[Vice Minister Lim] Well, just in recent years, think about what happened on the Korean Peninsula: multiple launches of missiles and nuclear testings by North Korea and like out of the blue, we are beginning the process of engagement; we are talking to them face to face; and finally tomorrow, there will be the first summit meeting between President Moon and Chairman Kim in Panmunjeom.
[Rupert Wingfield-Hayes] Some of critics of your government might say there's quite a wishful thinking involved here, because essentially apart from some statements, Kim Jung-un has really given up nothing in order to get to this summit.
[Vice Minister Lim] Well, I believe, still, the announcement made by Pyeongyang on 20th April, which includes the suspension of the nuclear testings and missile launches as well as the shutdown of the nuclear testing site in the northern part of North Korea speaks volumes about the direction where the North Koreans will go in terms of the denuclearization and when they come to talks with us and with the Americans, but, of course, we will not jump to the conclusions regarding the denuclearization. We will be serious, we will be very stubborn in talking with the North Koreans for the importance of the denuclearization of the Korean Peninsula.
[Rupert Wingfield-Hayes] Kim Jong-un at the end of last year was in a real corner. He was under potential threat of military strike from Trump administration, facing the toughest sanctions that North Korea had never faced. So, he had to find a way-out, and that's President Moon's government because it is pro-engagement. Was the one place, the one hope that Kim Jong-un has, finding a way through this international ever-tightening noose on his regime.
[Vice Minister Lim] Well, I don't agree with that kind of descriptions. I mean the strategy of Korea has been called the strategy of pressure and engagement. So, in other words, while we have been pressuring the North Korean regime through the full-pledged implementation of the UN Security Council resolutions, but at the same time, we have been offering a different path for Pyeongyang. And they are finally going on to the path.
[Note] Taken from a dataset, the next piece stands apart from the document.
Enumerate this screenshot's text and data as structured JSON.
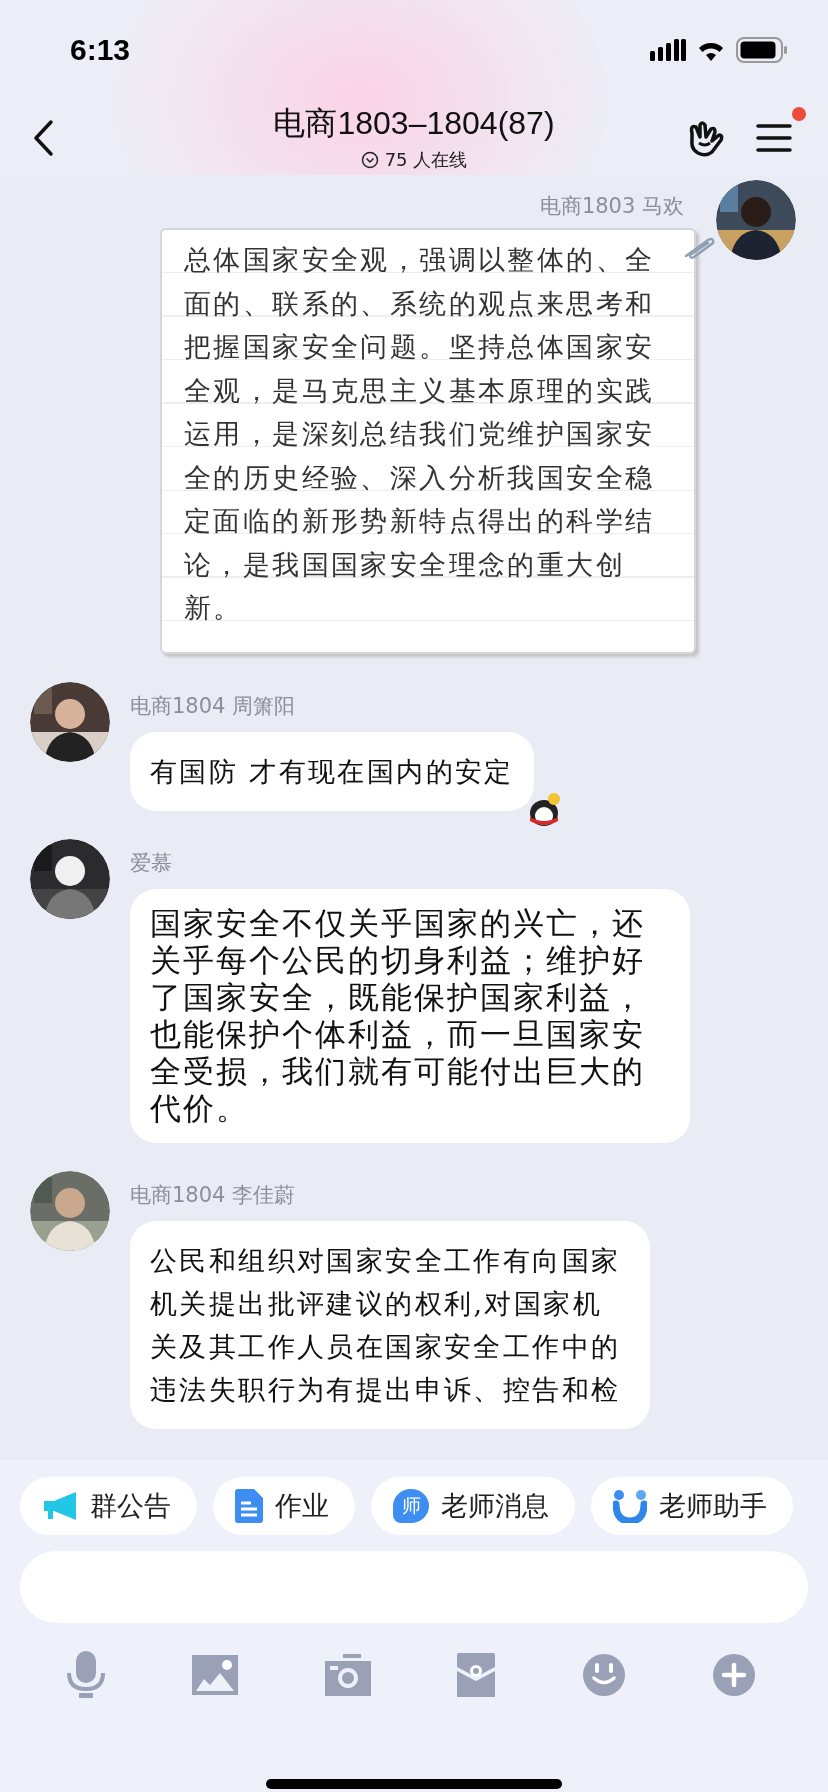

[Rupert Wingfield-Hayes] President Trump will follow Friday’s summit with a summit on his own. A lot of people were very surprised that he agreed to this. How surprised was your government?
[Vice Minister Lim] Well, personally I was not surprised, because in a sense President Trump has been also very clear from the beginning (that) there could be a different path for the regime in Pyeongyang. He was talking about, at one point, a kind of conversation of hamburgers with the young leader in Pyeongyang. So, in a sense, he was sending a very balanced signal, indicating a crisis on the one hand, but indicating a completely different future -- a completely different avenue for the future of North Korea on the other hand. So, when President Trump was accepting the proposal for the talks between the DPRK and the US, I don't think I was surprised.